[Page and application data records]
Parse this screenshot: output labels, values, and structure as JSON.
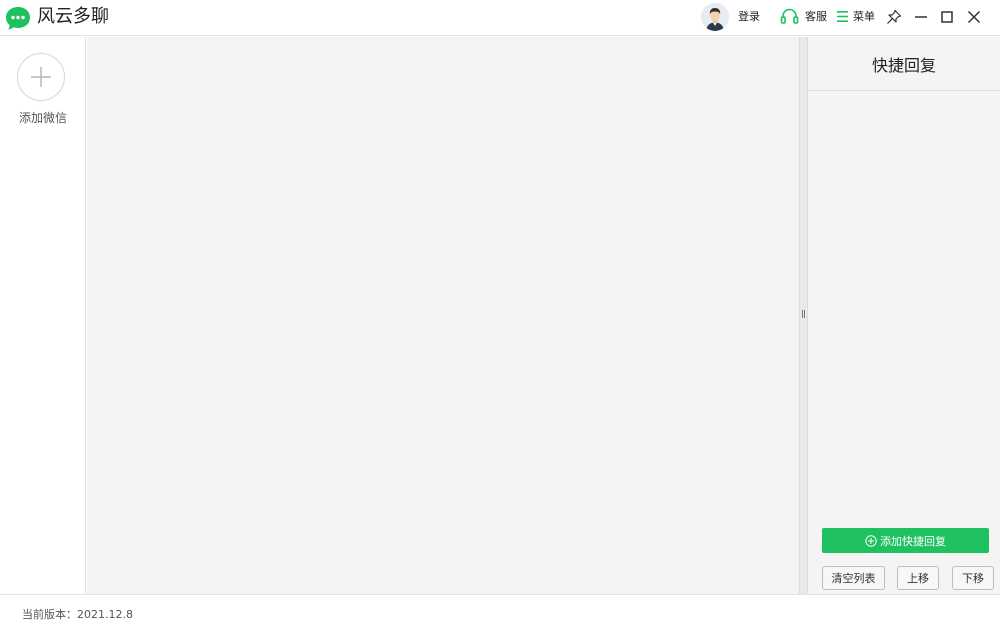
{
  "titlebar": {
    "app_title": "风云多聊",
    "login_label": "登录",
    "service_label": "客服",
    "menu_label": "菜单",
    "accent_color": "#1fc05f"
  },
  "left": {
    "add_wechat_label": "添加微信"
  },
  "quick_reply": {
    "title": "快捷回复",
    "add_button": "添加快捷回复",
    "clear_button": "清空列表",
    "move_up_button": "上移",
    "move_down_button": "下移"
  },
  "status": {
    "version_text": "当前版本：2021.12.8"
  }
}
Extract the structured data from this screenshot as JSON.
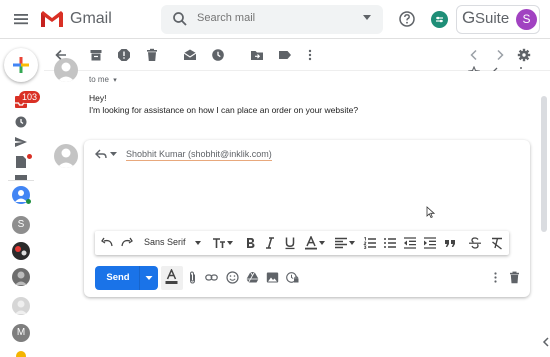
{
  "header": {
    "app_name": "Gmail",
    "search_placeholder": "Search mail",
    "gsuite_label": "Suite",
    "gsuite_g": "G",
    "account_initial": "S"
  },
  "left_rail": {
    "inbox_badge": "103",
    "avatars": [
      {
        "initial": "S",
        "color": "#8e8e8e"
      },
      {
        "initial": "M",
        "color": "#7e7e7e"
      }
    ]
  },
  "message": {
    "to_label": "to me",
    "greeting": "Hey!",
    "body": "I'm looking for assistance on how I can place an order on your website?"
  },
  "reply": {
    "recipient": "Shobhit Kumar (shobhit@inklik.com)",
    "font_name": "Sans Serif",
    "send_label": "Send"
  },
  "colors": {
    "accent": "#1a73e8",
    "brand_red": "#d93025",
    "avatar_purple": "#a142c1",
    "settings_green": "#1e8e77"
  }
}
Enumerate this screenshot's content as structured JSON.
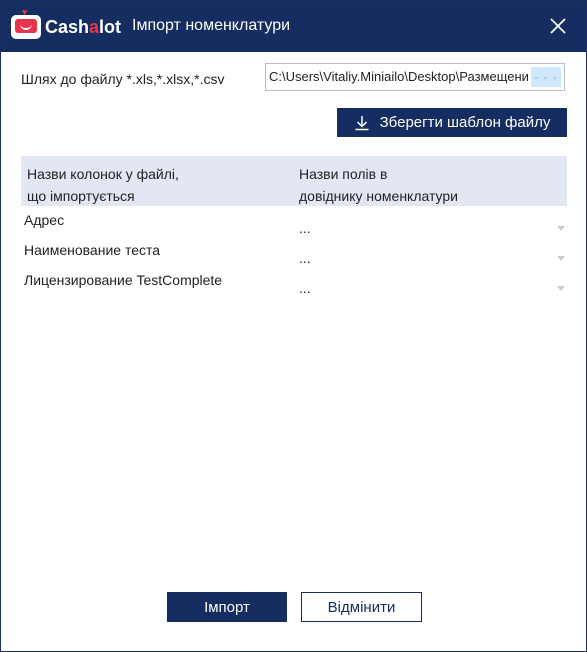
{
  "window": {
    "logo_text_main": "Cash",
    "logo_text_accent": "a",
    "logo_text_end": "lot",
    "title": "Імпорт номенклатури"
  },
  "path": {
    "label": "Шлях до файлу *.xls,*.xlsx,*.csv",
    "value": "C:\\Users\\Vitaliy.Miniailo\\Desktop\\Размещени",
    "browse_label": "- - -"
  },
  "save_template": {
    "label": "Зберегти шаблон файлу"
  },
  "table": {
    "headers": [
      {
        "line1": "Назви колонок у файлі,",
        "line2": "що імпортується"
      },
      {
        "line1": "Назви полів в",
        "line2": "довіднику номенклатури"
      }
    ],
    "rows": [
      {
        "name": "Адрес",
        "value": "..."
      },
      {
        "name": "Наименование теста",
        "value": "..."
      },
      {
        "name": "Лицензирование TestComplete",
        "value": "..."
      }
    ]
  },
  "footer": {
    "import_label": "Імпорт",
    "cancel_label": "Відмінити"
  },
  "colors": {
    "primary": "#162d61",
    "accent": "#e8334a",
    "table_header": "#e3e6f3",
    "browse_button": "#cfe8fb"
  }
}
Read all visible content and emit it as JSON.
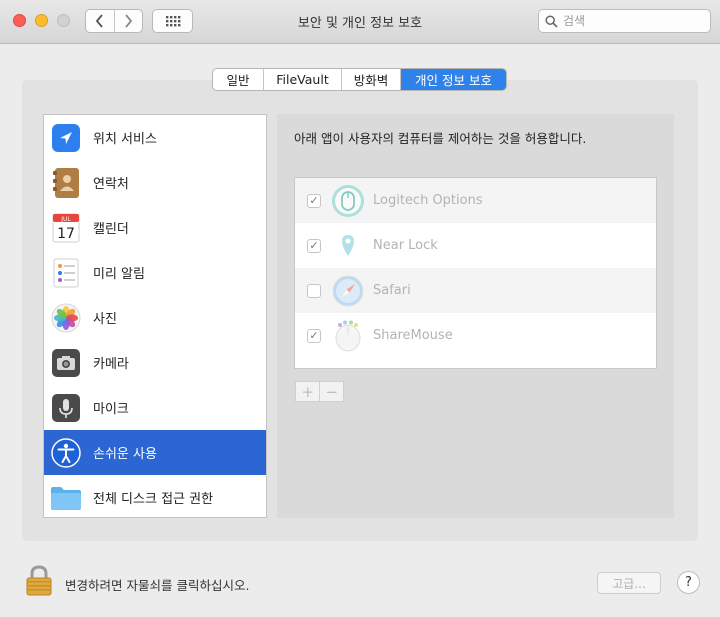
{
  "window": {
    "title": "보안 및 개인 정보 보호"
  },
  "search": {
    "placeholder": "검색"
  },
  "tabs": [
    {
      "label": "일반",
      "active": false
    },
    {
      "label": "FileVault",
      "active": false
    },
    {
      "label": "방화벽",
      "active": false
    },
    {
      "label": "개인 정보 보호",
      "active": true
    }
  ],
  "categories": [
    {
      "label": "위치 서비스",
      "icon": "location-icon"
    },
    {
      "label": "연락처",
      "icon": "contacts-icon"
    },
    {
      "label": "캘린더",
      "icon": "calendar-icon",
      "icon_month": "JUL",
      "icon_day": "17"
    },
    {
      "label": "미리 알림",
      "icon": "reminders-icon"
    },
    {
      "label": "사진",
      "icon": "photos-icon"
    },
    {
      "label": "카메라",
      "icon": "camera-icon"
    },
    {
      "label": "마이크",
      "icon": "microphone-icon"
    },
    {
      "label": "손쉬운 사용",
      "icon": "accessibility-icon",
      "selected": true
    },
    {
      "label": "전체 디스크 접근 권한",
      "icon": "folder-icon"
    }
  ],
  "main": {
    "description": "아래 앱이 사용자의 컴퓨터를 제어하는 것을 허용합니다.",
    "apps": [
      {
        "name": "Logitech Options",
        "checked": true,
        "icon": "logitech-options-icon"
      },
      {
        "name": "Near Lock",
        "checked": true,
        "icon": "near-lock-icon"
      },
      {
        "name": "Safari",
        "checked": false,
        "icon": "safari-icon"
      },
      {
        "name": "ShareMouse",
        "checked": true,
        "icon": "sharemouse-icon"
      }
    ],
    "add_label": "+",
    "remove_label": "−",
    "check_mark": "✓"
  },
  "footer": {
    "lock_text": "변경하려면 자물쇠를 클릭하십시오.",
    "advanced_label": "고급...",
    "help_label": "?"
  },
  "colors": {
    "accent": "#2f82ea",
    "selection": "#2c66d3"
  }
}
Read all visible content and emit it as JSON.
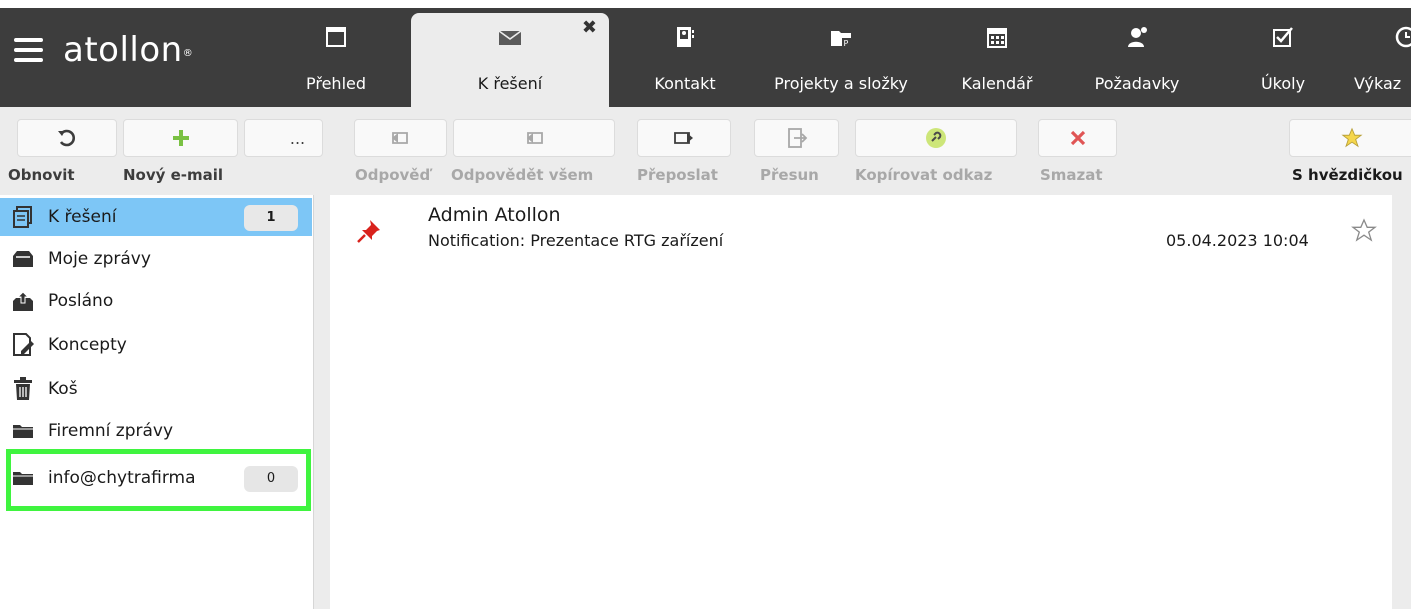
{
  "app": {
    "logo_text": "atollon",
    "logo_mark": "®"
  },
  "nav": {
    "tabs": [
      {
        "label": "Přehled",
        "icon": "window-icon"
      },
      {
        "label": "K řešení",
        "icon": "mail-icon",
        "active": true,
        "close_glyph": "✖"
      },
      {
        "label": "Kontakt",
        "icon": "contact-book-icon"
      },
      {
        "label": "Projekty a složky",
        "icon": "project-folder-icon"
      },
      {
        "label": "Kalendář",
        "icon": "calendar-icon"
      },
      {
        "label": "Požadavky",
        "icon": "user-request-icon"
      },
      {
        "label": "Úkoly",
        "icon": "checkbox-icon"
      },
      {
        "label": "Výkaz",
        "icon": "clock-icon"
      }
    ]
  },
  "toolbar": {
    "refresh_label": "Obnovit",
    "new_email_label": "Nový e-mail",
    "more_glyph": "...",
    "reply_label": "Odpověď",
    "reply_all_label": "Odpovědět všem",
    "forward_label": "Přeposlat",
    "move_label": "Přesun",
    "copy_link_label": "Kopírovat odkaz",
    "delete_label": "Smazat",
    "starred_label": "S hvězdičkou"
  },
  "sidebar": {
    "folders": [
      {
        "name": "K řešení",
        "count": "1",
        "icon": "inbox-tray-icon"
      },
      {
        "name": "Moje zprávy",
        "icon": "mailbox-icon"
      },
      {
        "name": "Posláno",
        "icon": "outbox-icon"
      },
      {
        "name": "Koncepty",
        "icon": "draft-icon"
      },
      {
        "name": "Koš",
        "icon": "trash-icon"
      },
      {
        "name": "Firemní zprávy",
        "icon": "folder-icon"
      },
      {
        "name": "info@chytrafirma",
        "count": "0",
        "icon": "folder-icon"
      }
    ]
  },
  "messages": [
    {
      "sender": "Admin  Atollon",
      "subject": "Notification: Prezentace RTG zařízení",
      "date": "05.04.2023 10:04",
      "pinned": true,
      "starred": false
    }
  ],
  "colors": {
    "nav_bg": "#3d3d3d",
    "toolbar_bg": "#ececec",
    "active_folder": "#7dc6f6",
    "highlight": "#3ff43f",
    "add_green": "#7ac143",
    "delete_red": "#e05555",
    "pin_red": "#d9221c",
    "star_yellow": "#f5d64c"
  }
}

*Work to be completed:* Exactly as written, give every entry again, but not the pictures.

*Answer to this task:*
Parse this screenshot: output labels, values, and structure as JSON.
{
  "titlebar": {
    "app_title": "风云多聊",
    "login_label": "登录",
    "service_label": "客服",
    "menu_label": "菜单",
    "accent_color": "#1fc05f"
  },
  "left": {
    "add_wechat_label": "添加微信"
  },
  "quick_reply": {
    "title": "快捷回复",
    "add_button": "添加快捷回复",
    "clear_button": "清空列表",
    "move_up_button": "上移",
    "move_down_button": "下移"
  },
  "status": {
    "version_text": "当前版本：2021.12.8"
  }
}
Extract the structured data from this screenshot as JSON.
{
  "header": {
    "app_name": "Gmail",
    "search_placeholder": "Search mail",
    "gsuite_label": "Suite",
    "gsuite_g": "G",
    "account_initial": "S"
  },
  "left_rail": {
    "inbox_badge": "103",
    "avatars": [
      {
        "initial": "S",
        "color": "#8e8e8e"
      },
      {
        "initial": "M",
        "color": "#7e7e7e"
      }
    ]
  },
  "message": {
    "to_label": "to me",
    "greeting": "Hey!",
    "body": "I'm looking for assistance on how I can place an order on your website?"
  },
  "reply": {
    "recipient": "Shobhit Kumar (shobhit@inklik.com)",
    "font_name": "Sans Serif",
    "send_label": "Send"
  },
  "colors": {
    "accent": "#1a73e8",
    "brand_red": "#d93025",
    "avatar_purple": "#a142c1",
    "settings_green": "#1e8e77"
  }
}
Enumerate this screenshot's content as structured JSON.
{
  "window": {
    "logo_text_main": "Cash",
    "logo_text_accent": "a",
    "logo_text_end": "lot",
    "title": "Імпорт номенклатури"
  },
  "path": {
    "label": "Шлях до файлу *.xls,*.xlsx,*.csv",
    "value": "C:\\Users\\Vitaliy.Miniailo\\Desktop\\Размещени",
    "browse_label": "- - -"
  },
  "save_template": {
    "label": "Зберегти шаблон файлу"
  },
  "table": {
    "headers": [
      {
        "line1": "Назви колонок у файлі,",
        "line2": "що імпортується"
      },
      {
        "line1": "Назви полів в",
        "line2": "довіднику номенклатури"
      }
    ],
    "rows": [
      {
        "name": "Адрес",
        "value": "..."
      },
      {
        "name": "Наименование теста",
        "value": "..."
      },
      {
        "name": "Лицензирование TestComplete",
        "value": "..."
      }
    ]
  },
  "footer": {
    "import_label": "Імпорт",
    "cancel_label": "Відмінити"
  },
  "colors": {
    "primary": "#162d61",
    "accent": "#e8334a",
    "table_header": "#e3e6f3",
    "browse_button": "#cfe8fb"
  }
}
Read all visible content and emit it as JSON.
{
  "window": {
    "title": "보안 및 개인 정보 보호"
  },
  "search": {
    "placeholder": "검색"
  },
  "tabs": [
    {
      "label": "일반",
      "active": false
    },
    {
      "label": "FileVault",
      "active": false
    },
    {
      "label": "방화벽",
      "active": false
    },
    {
      "label": "개인 정보 보호",
      "active": true
    }
  ],
  "categories": [
    {
      "label": "위치 서비스",
      "icon": "location-icon"
    },
    {
      "label": "연락처",
      "icon": "contacts-icon"
    },
    {
      "label": "캘린더",
      "icon": "calendar-icon",
      "icon_month": "JUL",
      "icon_day": "17"
    },
    {
      "label": "미리 알림",
      "icon": "reminders-icon"
    },
    {
      "label": "사진",
      "icon": "photos-icon"
    },
    {
      "label": "카메라",
      "icon": "camera-icon"
    },
    {
      "label": "마이크",
      "icon": "microphone-icon"
    },
    {
      "label": "손쉬운 사용",
      "icon": "accessibility-icon",
      "selected": true
    },
    {
      "label": "전체 디스크 접근 권한",
      "icon": "folder-icon"
    }
  ],
  "main": {
    "description": "아래 앱이 사용자의 컴퓨터를 제어하는 것을 허용합니다.",
    "apps": [
      {
        "name": "Logitech Options",
        "checked": true,
        "icon": "logitech-options-icon"
      },
      {
        "name": "Near Lock",
        "checked": true,
        "icon": "near-lock-icon"
      },
      {
        "name": "Safari",
        "checked": false,
        "icon": "safari-icon"
      },
      {
        "name": "ShareMouse",
        "checked": true,
        "icon": "sharemouse-icon"
      }
    ],
    "add_label": "+",
    "remove_label": "−",
    "check_mark": "✓"
  },
  "footer": {
    "lock_text": "변경하려면 자물쇠를 클릭하십시오.",
    "advanced_label": "고급...",
    "help_label": "?"
  },
  "colors": {
    "accent": "#2f82ea",
    "selection": "#2c66d3"
  }
}
Read all visible content and emit it as JSON.
{
  "app": {
    "logo_text": "atollon",
    "logo_mark": "®"
  },
  "nav": {
    "tabs": [
      {
        "label": "Přehled",
        "icon": "window-icon"
      },
      {
        "label": "K řešení",
        "icon": "mail-icon",
        "active": true,
        "close_glyph": "✖"
      },
      {
        "label": "Kontakt",
        "icon": "contact-book-icon"
      },
      {
        "label": "Projekty a složky",
        "icon": "project-folder-icon"
      },
      {
        "label": "Kalendář",
        "icon": "calendar-icon"
      },
      {
        "label": "Požadavky",
        "icon": "user-request-icon"
      },
      {
        "label": "Úkoly",
        "icon": "checkbox-icon"
      },
      {
        "label": "Výkaz",
        "icon": "clock-icon"
      }
    ]
  },
  "toolbar": {
    "refresh_label": "Obnovit",
    "new_email_label": "Nový e-mail",
    "more_glyph": "...",
    "reply_label": "Odpověď",
    "reply_all_label": "Odpovědět všem",
    "forward_label": "Přeposlat",
    "move_label": "Přesun",
    "copy_link_label": "Kopírovat odkaz",
    "delete_label": "Smazat",
    "starred_label": "S hvězdičkou"
  },
  "sidebar": {
    "folders": [
      {
        "name": "K řešení",
        "count": "1",
        "icon": "inbox-tray-icon"
      },
      {
        "name": "Moje zprávy",
        "icon": "mailbox-icon"
      },
      {
        "name": "Posláno",
        "icon": "outbox-icon"
      },
      {
        "name": "Koncepty",
        "icon": "draft-icon"
      },
      {
        "name": "Koš",
        "icon": "trash-icon"
      },
      {
        "name": "Firemní zprávy",
        "icon": "folder-icon"
      },
      {
        "name": "info@chytrafirma",
        "count": "0",
        "icon": "folder-icon"
      }
    ]
  },
  "messages": [
    {
      "sender": "Admin  Atollon",
      "subject": "Notification: Prezentace RTG zařízení",
      "date": "05.04.2023 10:04",
      "pinned": true,
      "starred": false
    }
  ],
  "colors": {
    "nav_bg": "#3d3d3d",
    "toolbar_bg": "#ececec",
    "active_folder": "#7dc6f6",
    "highlight": "#3ff43f",
    "add_green": "#7ac143",
    "delete_red": "#e05555",
    "pin_red": "#d9221c",
    "star_yellow": "#f5d64c"
  }
}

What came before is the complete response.